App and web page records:
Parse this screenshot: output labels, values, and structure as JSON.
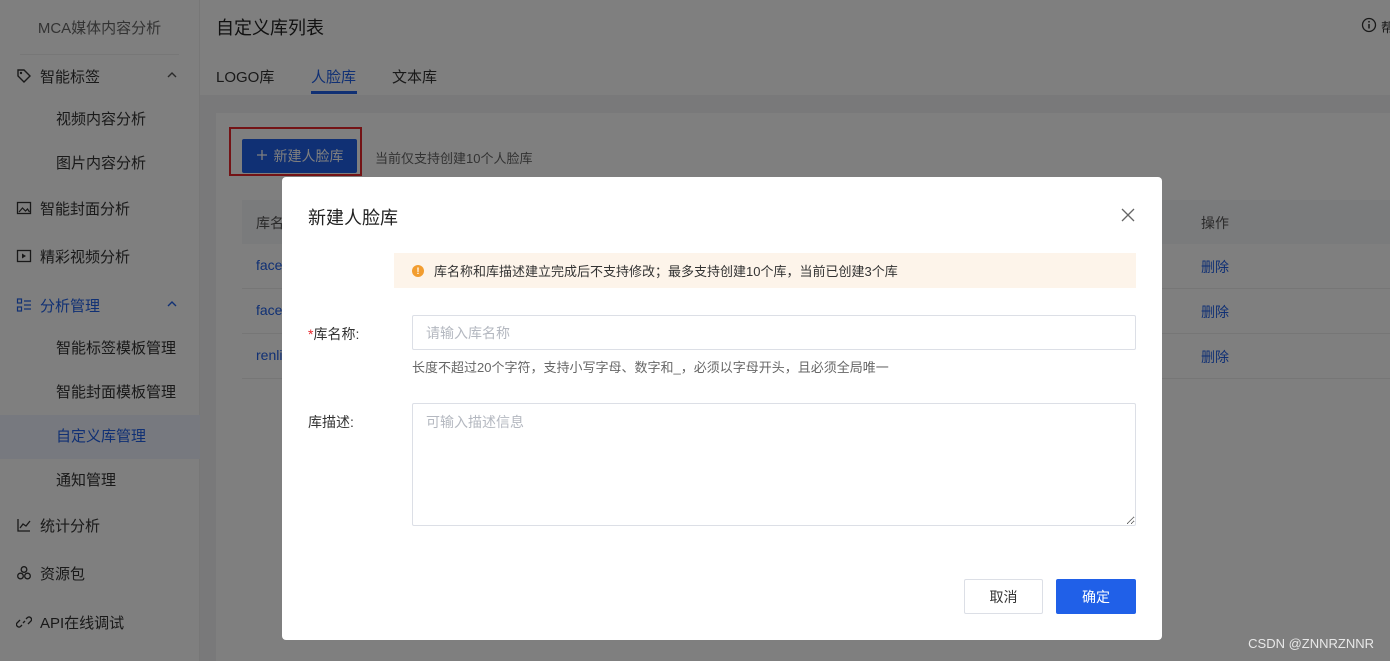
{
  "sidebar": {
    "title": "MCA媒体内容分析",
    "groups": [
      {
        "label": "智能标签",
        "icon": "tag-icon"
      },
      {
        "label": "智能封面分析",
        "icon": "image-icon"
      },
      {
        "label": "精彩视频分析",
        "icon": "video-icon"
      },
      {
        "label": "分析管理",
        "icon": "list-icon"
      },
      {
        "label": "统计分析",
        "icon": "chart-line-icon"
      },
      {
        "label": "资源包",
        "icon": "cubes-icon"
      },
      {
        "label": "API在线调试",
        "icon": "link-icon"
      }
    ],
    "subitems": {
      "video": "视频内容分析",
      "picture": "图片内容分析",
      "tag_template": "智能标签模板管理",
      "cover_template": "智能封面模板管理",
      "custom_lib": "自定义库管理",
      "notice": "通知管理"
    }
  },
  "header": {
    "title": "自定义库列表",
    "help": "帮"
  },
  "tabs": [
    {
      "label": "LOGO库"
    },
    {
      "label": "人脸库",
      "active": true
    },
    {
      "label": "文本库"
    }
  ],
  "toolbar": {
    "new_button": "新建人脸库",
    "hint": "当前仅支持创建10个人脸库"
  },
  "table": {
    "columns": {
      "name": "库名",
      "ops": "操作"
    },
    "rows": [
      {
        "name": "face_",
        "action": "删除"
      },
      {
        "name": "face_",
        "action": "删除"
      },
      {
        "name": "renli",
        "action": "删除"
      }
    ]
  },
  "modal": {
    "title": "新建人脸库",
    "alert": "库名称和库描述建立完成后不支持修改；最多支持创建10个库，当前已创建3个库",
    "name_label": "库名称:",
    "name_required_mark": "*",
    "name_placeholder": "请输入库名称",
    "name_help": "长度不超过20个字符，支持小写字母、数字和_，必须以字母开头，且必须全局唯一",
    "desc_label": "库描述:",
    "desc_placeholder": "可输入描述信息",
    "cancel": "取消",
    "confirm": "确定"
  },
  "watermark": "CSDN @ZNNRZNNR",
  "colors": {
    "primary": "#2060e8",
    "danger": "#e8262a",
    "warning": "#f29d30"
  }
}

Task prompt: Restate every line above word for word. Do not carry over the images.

Solved exercise:
Parse this screenshot: output labels, values, and structure as JSON.
{
  "sidebar": {
    "title": "MCA媒体内容分析",
    "groups": [
      {
        "label": "智能标签",
        "icon": "tag-icon"
      },
      {
        "label": "智能封面分析",
        "icon": "image-icon"
      },
      {
        "label": "精彩视频分析",
        "icon": "video-icon"
      },
      {
        "label": "分析管理",
        "icon": "list-icon"
      },
      {
        "label": "统计分析",
        "icon": "chart-line-icon"
      },
      {
        "label": "资源包",
        "icon": "cubes-icon"
      },
      {
        "label": "API在线调试",
        "icon": "link-icon"
      }
    ],
    "subitems": {
      "video": "视频内容分析",
      "picture": "图片内容分析",
      "tag_template": "智能标签模板管理",
      "cover_template": "智能封面模板管理",
      "custom_lib": "自定义库管理",
      "notice": "通知管理"
    }
  },
  "header": {
    "title": "自定义库列表",
    "help": "帮"
  },
  "tabs": [
    {
      "label": "LOGO库"
    },
    {
      "label": "人脸库",
      "active": true
    },
    {
      "label": "文本库"
    }
  ],
  "toolbar": {
    "new_button": "新建人脸库",
    "hint": "当前仅支持创建10个人脸库"
  },
  "table": {
    "columns": {
      "name": "库名",
      "ops": "操作"
    },
    "rows": [
      {
        "name": "face_",
        "action": "删除"
      },
      {
        "name": "face_",
        "action": "删除"
      },
      {
        "name": "renli",
        "action": "删除"
      }
    ]
  },
  "modal": {
    "title": "新建人脸库",
    "alert": "库名称和库描述建立完成后不支持修改；最多支持创建10个库，当前已创建3个库",
    "name_label": "库名称:",
    "name_required_mark": "*",
    "name_placeholder": "请输入库名称",
    "name_help": "长度不超过20个字符，支持小写字母、数字和_，必须以字母开头，且必须全局唯一",
    "desc_label": "库描述:",
    "desc_placeholder": "可输入描述信息",
    "cancel": "取消",
    "confirm": "确定"
  },
  "watermark": "CSDN @ZNNRZNNR",
  "colors": {
    "primary": "#2060e8",
    "danger": "#e8262a",
    "warning": "#f29d30"
  }
}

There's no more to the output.